• Exercise requirements: Below are some records; return each one exactly as written.

[Component data from apps and pages]
§

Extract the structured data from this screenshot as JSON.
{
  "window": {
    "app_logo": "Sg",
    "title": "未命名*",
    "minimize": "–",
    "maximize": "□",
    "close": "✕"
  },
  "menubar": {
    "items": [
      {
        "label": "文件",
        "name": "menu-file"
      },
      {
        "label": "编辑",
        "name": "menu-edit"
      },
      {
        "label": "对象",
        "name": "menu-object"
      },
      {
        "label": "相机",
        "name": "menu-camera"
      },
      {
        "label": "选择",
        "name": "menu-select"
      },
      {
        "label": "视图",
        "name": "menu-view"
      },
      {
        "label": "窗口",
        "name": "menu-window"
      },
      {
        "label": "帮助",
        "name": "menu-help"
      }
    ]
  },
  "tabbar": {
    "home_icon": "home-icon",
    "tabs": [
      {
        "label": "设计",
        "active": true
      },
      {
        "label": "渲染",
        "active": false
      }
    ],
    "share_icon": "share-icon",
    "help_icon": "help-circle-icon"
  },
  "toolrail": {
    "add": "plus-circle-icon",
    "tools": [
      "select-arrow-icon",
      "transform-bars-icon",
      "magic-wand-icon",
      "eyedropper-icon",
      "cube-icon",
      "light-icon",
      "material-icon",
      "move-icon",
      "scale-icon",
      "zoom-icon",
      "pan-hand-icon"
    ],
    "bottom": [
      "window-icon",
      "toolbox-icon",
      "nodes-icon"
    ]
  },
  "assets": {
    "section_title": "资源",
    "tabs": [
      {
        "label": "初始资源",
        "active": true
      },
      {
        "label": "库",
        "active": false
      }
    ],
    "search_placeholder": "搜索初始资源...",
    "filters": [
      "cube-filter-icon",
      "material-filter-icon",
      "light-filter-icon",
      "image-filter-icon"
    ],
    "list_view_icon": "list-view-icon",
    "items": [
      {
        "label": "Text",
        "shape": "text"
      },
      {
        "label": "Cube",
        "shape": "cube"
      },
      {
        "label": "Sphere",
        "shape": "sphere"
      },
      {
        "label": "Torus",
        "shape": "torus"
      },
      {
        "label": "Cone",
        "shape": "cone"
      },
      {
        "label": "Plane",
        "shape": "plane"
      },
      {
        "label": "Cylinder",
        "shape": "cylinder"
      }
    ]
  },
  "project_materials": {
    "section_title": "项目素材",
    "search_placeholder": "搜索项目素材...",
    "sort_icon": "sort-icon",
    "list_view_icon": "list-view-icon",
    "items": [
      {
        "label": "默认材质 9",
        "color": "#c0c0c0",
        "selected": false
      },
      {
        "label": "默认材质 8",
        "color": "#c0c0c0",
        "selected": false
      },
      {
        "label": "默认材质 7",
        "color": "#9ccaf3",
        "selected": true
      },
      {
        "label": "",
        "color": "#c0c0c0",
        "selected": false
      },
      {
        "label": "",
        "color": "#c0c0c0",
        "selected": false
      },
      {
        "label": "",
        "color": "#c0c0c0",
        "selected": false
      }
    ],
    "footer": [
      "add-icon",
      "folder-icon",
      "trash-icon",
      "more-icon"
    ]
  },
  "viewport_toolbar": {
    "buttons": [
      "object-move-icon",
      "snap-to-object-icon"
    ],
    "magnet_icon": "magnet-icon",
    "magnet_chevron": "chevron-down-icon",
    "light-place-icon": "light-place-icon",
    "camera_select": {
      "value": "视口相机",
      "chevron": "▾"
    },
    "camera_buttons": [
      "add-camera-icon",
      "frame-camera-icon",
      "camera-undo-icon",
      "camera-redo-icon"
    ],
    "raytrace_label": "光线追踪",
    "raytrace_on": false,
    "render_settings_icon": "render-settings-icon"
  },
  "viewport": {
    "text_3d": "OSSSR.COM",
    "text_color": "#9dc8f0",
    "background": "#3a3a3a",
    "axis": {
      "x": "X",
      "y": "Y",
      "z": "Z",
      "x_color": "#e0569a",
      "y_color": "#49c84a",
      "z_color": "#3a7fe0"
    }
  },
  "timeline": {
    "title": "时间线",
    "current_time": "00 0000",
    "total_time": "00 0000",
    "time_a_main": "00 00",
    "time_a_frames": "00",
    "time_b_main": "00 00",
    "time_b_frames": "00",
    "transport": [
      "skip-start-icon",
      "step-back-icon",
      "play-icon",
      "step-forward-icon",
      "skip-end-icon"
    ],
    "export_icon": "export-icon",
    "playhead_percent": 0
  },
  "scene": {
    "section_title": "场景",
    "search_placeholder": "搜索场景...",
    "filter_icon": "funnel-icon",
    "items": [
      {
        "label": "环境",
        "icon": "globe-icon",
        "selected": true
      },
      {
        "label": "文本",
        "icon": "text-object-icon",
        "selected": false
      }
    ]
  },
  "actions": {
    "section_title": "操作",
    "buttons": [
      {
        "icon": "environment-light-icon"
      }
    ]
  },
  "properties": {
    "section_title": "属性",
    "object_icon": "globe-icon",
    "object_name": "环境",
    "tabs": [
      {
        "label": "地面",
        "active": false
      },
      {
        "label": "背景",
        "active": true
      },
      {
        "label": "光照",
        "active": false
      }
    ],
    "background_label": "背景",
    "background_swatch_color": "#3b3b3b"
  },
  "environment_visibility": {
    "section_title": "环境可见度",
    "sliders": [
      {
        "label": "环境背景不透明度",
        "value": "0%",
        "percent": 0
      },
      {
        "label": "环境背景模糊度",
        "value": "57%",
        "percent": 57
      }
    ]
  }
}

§

• The answer:
Extract the structured data from this screenshot as JSON.
{
  "window": {
    "app_logo": "Sg",
    "title": "未命名*",
    "minimize": "–",
    "maximize": "□",
    "close": "✕"
  },
  "menubar": {
    "items": [
      {
        "label": "文件",
        "name": "menu-file"
      },
      {
        "label": "编辑",
        "name": "menu-edit"
      },
      {
        "label": "对象",
        "name": "menu-object"
      },
      {
        "label": "相机",
        "name": "menu-camera"
      },
      {
        "label": "选择",
        "name": "menu-select"
      },
      {
        "label": "视图",
        "name": "menu-view"
      },
      {
        "label": "窗口",
        "name": "menu-window"
      },
      {
        "label": "帮助",
        "name": "menu-help"
      }
    ]
  },
  "tabbar": {
    "home_icon": "home-icon",
    "tabs": [
      {
        "label": "设计",
        "active": true
      },
      {
        "label": "渲染",
        "active": false
      }
    ],
    "share_icon": "share-icon",
    "help_icon": "help-circle-icon"
  },
  "toolrail": {
    "add": "plus-circle-icon",
    "tools": [
      "select-arrow-icon",
      "transform-bars-icon",
      "magic-wand-icon",
      "eyedropper-icon",
      "cube-icon",
      "light-icon",
      "material-icon",
      "move-icon",
      "scale-icon",
      "zoom-icon",
      "pan-hand-icon"
    ],
    "bottom": [
      "window-icon",
      "toolbox-icon",
      "nodes-icon"
    ]
  },
  "assets": {
    "section_title": "资源",
    "tabs": [
      {
        "label": "初始资源",
        "active": true
      },
      {
        "label": "库",
        "active": false
      }
    ],
    "search_placeholder": "搜索初始资源...",
    "filters": [
      "cube-filter-icon",
      "material-filter-icon",
      "light-filter-icon",
      "image-filter-icon"
    ],
    "list_view_icon": "list-view-icon",
    "items": [
      {
        "label": "Text",
        "shape": "text"
      },
      {
        "label": "Cube",
        "shape": "cube"
      },
      {
        "label": "Sphere",
        "shape": "sphere"
      },
      {
        "label": "Torus",
        "shape": "torus"
      },
      {
        "label": "Cone",
        "shape": "cone"
      },
      {
        "label": "Plane",
        "shape": "plane"
      },
      {
        "label": "Cylinder",
        "shape": "cylinder"
      }
    ]
  },
  "project_materials": {
    "section_title": "项目素材",
    "search_placeholder": "搜索项目素材...",
    "sort_icon": "sort-icon",
    "list_view_icon": "list-view-icon",
    "items": [
      {
        "label": "默认材质 9",
        "color": "#c0c0c0",
        "selected": false
      },
      {
        "label": "默认材质 8",
        "color": "#c0c0c0",
        "selected": false
      },
      {
        "label": "默认材质 7",
        "color": "#9ccaf3",
        "selected": true
      },
      {
        "label": "",
        "color": "#c0c0c0",
        "selected": false
      },
      {
        "label": "",
        "color": "#c0c0c0",
        "selected": false
      },
      {
        "label": "",
        "color": "#c0c0c0",
        "selected": false
      }
    ],
    "footer": [
      "add-icon",
      "folder-icon",
      "trash-icon",
      "more-icon"
    ]
  },
  "viewport_toolbar": {
    "buttons": [
      "object-move-icon",
      "snap-to-object-icon"
    ],
    "magnet_icon": "magnet-icon",
    "magnet_chevron": "chevron-down-icon",
    "light-place-icon": "light-place-icon",
    "camera_select": {
      "value": "视口相机",
      "chevron": "▾"
    },
    "camera_buttons": [
      "add-camera-icon",
      "frame-camera-icon",
      "camera-undo-icon",
      "camera-redo-icon"
    ],
    "raytrace_label": "光线追踪",
    "raytrace_on": false,
    "render_settings_icon": "render-settings-icon"
  },
  "viewport": {
    "text_3d": "OSSSR.COM",
    "text_color": "#9dc8f0",
    "background": "#3a3a3a",
    "axis": {
      "x": "X",
      "y": "Y",
      "z": "Z",
      "x_color": "#e0569a",
      "y_color": "#49c84a",
      "z_color": "#3a7fe0"
    }
  },
  "timeline": {
    "title": "时间线",
    "current_time": "00 0000",
    "total_time": "00 0000",
    "time_a_main": "00 00",
    "time_a_frames": "00",
    "time_b_main": "00 00",
    "time_b_frames": "00",
    "transport": [
      "skip-start-icon",
      "step-back-icon",
      "play-icon",
      "step-forward-icon",
      "skip-end-icon"
    ],
    "export_icon": "export-icon",
    "playhead_percent": 0
  },
  "scene": {
    "section_title": "场景",
    "search_placeholder": "搜索场景...",
    "filter_icon": "funnel-icon",
    "items": [
      {
        "label": "环境",
        "icon": "globe-icon",
        "selected": true
      },
      {
        "label": "文本",
        "icon": "text-object-icon",
        "selected": false
      }
    ]
  },
  "actions": {
    "section_title": "操作",
    "buttons": [
      {
        "icon": "environment-light-icon"
      }
    ]
  },
  "properties": {
    "section_title": "属性",
    "object_icon": "globe-icon",
    "object_name": "环境",
    "tabs": [
      {
        "label": "地面",
        "active": false
      },
      {
        "label": "背景",
        "active": true
      },
      {
        "label": "光照",
        "active": false
      }
    ],
    "background_label": "背景",
    "background_swatch_color": "#3b3b3b"
  },
  "environment_visibility": {
    "section_title": "环境可见度",
    "sliders": [
      {
        "label": "环境背景不透明度",
        "value": "0%",
        "percent": 0
      },
      {
        "label": "环境背景模糊度",
        "value": "57%",
        "percent": 57
      }
    ]
  }
}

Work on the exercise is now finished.